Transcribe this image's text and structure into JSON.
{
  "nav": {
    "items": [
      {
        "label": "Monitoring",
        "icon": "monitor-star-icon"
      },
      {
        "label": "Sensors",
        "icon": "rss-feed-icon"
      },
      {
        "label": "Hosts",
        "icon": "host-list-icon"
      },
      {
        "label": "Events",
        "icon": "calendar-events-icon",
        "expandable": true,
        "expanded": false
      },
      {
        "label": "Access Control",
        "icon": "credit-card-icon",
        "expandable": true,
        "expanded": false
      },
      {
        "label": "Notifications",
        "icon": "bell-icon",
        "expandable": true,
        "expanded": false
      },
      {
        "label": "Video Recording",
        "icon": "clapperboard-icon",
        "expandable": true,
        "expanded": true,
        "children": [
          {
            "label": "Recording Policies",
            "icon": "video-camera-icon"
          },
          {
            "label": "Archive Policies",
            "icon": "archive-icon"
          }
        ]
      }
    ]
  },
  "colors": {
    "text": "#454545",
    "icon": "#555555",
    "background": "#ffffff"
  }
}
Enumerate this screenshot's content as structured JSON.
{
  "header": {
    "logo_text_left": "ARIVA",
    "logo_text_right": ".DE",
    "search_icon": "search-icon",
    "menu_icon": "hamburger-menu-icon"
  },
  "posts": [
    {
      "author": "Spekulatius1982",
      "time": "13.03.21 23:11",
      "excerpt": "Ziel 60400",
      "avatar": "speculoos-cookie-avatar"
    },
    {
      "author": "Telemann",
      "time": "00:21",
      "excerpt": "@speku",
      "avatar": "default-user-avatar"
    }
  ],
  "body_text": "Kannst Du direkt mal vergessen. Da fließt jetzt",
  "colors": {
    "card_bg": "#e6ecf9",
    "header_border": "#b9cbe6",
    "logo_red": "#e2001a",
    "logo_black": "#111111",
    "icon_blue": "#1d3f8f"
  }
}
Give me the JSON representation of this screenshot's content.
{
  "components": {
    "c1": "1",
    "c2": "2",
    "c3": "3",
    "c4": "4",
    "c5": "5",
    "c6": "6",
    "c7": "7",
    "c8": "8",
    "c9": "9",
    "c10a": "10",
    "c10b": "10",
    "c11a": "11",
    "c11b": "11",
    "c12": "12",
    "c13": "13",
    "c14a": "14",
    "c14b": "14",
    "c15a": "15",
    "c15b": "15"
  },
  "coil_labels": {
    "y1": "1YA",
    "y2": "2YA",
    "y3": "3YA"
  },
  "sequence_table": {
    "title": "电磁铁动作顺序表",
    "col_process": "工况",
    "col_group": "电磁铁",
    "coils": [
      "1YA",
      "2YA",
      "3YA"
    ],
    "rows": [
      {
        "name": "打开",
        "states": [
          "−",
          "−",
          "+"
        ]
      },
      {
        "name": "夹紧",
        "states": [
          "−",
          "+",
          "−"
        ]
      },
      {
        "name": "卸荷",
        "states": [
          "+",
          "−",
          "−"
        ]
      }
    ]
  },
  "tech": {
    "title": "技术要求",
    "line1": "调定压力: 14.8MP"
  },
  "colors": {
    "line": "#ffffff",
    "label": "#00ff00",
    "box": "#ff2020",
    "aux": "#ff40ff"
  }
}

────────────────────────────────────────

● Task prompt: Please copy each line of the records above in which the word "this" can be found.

● Expected answer:
Transcribe this image's text and structure into JSON.
Enumerate this screenshot's content as structured JSON.
Give me the JSON representation of this screenshot's content.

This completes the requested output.